— Leo Tolstoy
Why is it so hard to take things in baby steps? Why are micromovements (which seem ridiculously obvious, once you think about them) such a revelation?
I think that part of it comes from an unspoken expectation for humans to now move at a fiber-optic pace. My generation was programmed to believe that we could have most complex life situations figured out, with a happy ending, mind you, within the time frame of a TV sit-com. Today, that seems quaint and slow by comparison. We now live in an age of simultaneous, instant global connection. Studies show this is changing our entire culture’s relationship with time.
So we are becoming even less patient with getting results, both from the world around us, but also from ourselves. We demand spectacular success in nanoseconds.
We also need to be aware that once our dormant artist self begins to stir, we still have a lot of healing to do. All those years of suffocation and distortion must be sorted out gently. But it is hard to be patient. We want it all to come true right now. Oh, yes, and we are also desperately afraid of having that very wish come true.
As a result, as Julia points out, “Blocked creatives like to think that they are looking at changing their whole life in one fell swoop. This form of grandiosity is very often its own undoing. By setting the jumps too high and making the price tag too great, the recovering artist sets defeat in motion.
“Who can concentrate on a first drawing class,” she muses, “when he is obsessing about having to divorce his wife and leave town? Who can turn toe out in modern jazz form when she is busy reading the ads for a new apartment, since she will have to break up with her lover to concentrate on her art?
“Creative people are dramatic, and we use negative drama to scare ourselves out of our creativity with this notion of wholesale and often destructive change. Fantasizing about pursuing our art full-time, we fail to pursue it part-time – or at all.”
So instead of writing three pages a day on our script, we worry about how complicated it all will be if we have to move to Hollywood while the film is in production. But of course, we are making sure that isn’t going to happen, she writes, “because we are too busy worrying about selling it to write it.”
The list goes on. We can’t just clear some space next to the kitchen, we have to have a studio before we can make pottery. We don’t sign up for a beginner’s class, because we’ve read the industry magazines and our stuff is not in right now. “How can it be?” Julia snorts (yes, you can practically hear her, right on the page). “It doesn’t exist yet!”

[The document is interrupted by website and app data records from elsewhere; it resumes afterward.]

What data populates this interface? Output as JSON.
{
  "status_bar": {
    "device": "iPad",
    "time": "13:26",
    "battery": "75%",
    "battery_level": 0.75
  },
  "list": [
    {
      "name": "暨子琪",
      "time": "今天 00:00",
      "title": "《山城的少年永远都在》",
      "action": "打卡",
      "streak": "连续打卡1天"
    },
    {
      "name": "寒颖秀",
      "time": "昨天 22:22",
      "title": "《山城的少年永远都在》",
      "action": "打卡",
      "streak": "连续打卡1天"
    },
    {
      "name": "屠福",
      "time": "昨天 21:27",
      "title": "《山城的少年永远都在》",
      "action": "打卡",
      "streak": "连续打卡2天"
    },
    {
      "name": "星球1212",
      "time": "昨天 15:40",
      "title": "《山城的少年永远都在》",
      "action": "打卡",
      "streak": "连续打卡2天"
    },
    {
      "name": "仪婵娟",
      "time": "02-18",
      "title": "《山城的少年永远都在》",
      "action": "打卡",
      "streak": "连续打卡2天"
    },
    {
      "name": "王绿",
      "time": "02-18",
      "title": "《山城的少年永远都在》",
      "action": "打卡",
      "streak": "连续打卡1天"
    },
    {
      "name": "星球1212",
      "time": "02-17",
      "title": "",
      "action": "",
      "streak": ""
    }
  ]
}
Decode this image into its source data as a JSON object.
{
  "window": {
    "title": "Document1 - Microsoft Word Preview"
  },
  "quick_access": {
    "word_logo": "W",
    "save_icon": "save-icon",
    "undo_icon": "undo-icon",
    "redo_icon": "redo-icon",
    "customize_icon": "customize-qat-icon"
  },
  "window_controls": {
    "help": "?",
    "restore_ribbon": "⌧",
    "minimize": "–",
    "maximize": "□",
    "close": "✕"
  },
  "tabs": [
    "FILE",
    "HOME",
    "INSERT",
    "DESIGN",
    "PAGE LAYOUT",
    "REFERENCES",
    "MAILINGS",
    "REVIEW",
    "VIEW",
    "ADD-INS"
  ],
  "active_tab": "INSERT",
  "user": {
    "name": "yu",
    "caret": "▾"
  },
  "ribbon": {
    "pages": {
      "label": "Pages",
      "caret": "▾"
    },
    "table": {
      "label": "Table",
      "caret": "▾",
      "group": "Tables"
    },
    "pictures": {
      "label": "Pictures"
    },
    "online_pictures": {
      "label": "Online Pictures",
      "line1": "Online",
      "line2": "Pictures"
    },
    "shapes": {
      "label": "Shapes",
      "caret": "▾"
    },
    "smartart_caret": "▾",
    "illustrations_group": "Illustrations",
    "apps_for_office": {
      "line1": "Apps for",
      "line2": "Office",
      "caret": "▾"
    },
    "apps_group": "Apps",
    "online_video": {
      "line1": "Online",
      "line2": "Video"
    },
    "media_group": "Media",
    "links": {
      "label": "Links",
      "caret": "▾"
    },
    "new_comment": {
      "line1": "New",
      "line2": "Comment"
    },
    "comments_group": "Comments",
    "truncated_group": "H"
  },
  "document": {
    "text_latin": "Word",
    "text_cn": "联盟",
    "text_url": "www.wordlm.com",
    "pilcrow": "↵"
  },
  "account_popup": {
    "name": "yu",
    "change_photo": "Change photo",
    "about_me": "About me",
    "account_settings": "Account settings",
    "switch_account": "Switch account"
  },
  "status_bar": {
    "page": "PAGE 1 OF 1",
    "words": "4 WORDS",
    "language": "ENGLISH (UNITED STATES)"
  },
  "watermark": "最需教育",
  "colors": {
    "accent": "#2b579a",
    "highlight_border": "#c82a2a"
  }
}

“Indulging ourselves in a frantic fantasy of what our life would look like if we were real artists, we fail to see the many small creative changes that we could make at this very moment…
“Rather than take a scary baby step towards our dreams, we rush to the edge of the cliff and then stand there, quaking, saying, ‘I can’t leap. I can’t .. I can’t …’”
If we ever wish to find out what we are capable of as artists, we must now give ourselves the twin gifts of time and patience. Without them, we cannot really hope to recover our authentic creativity.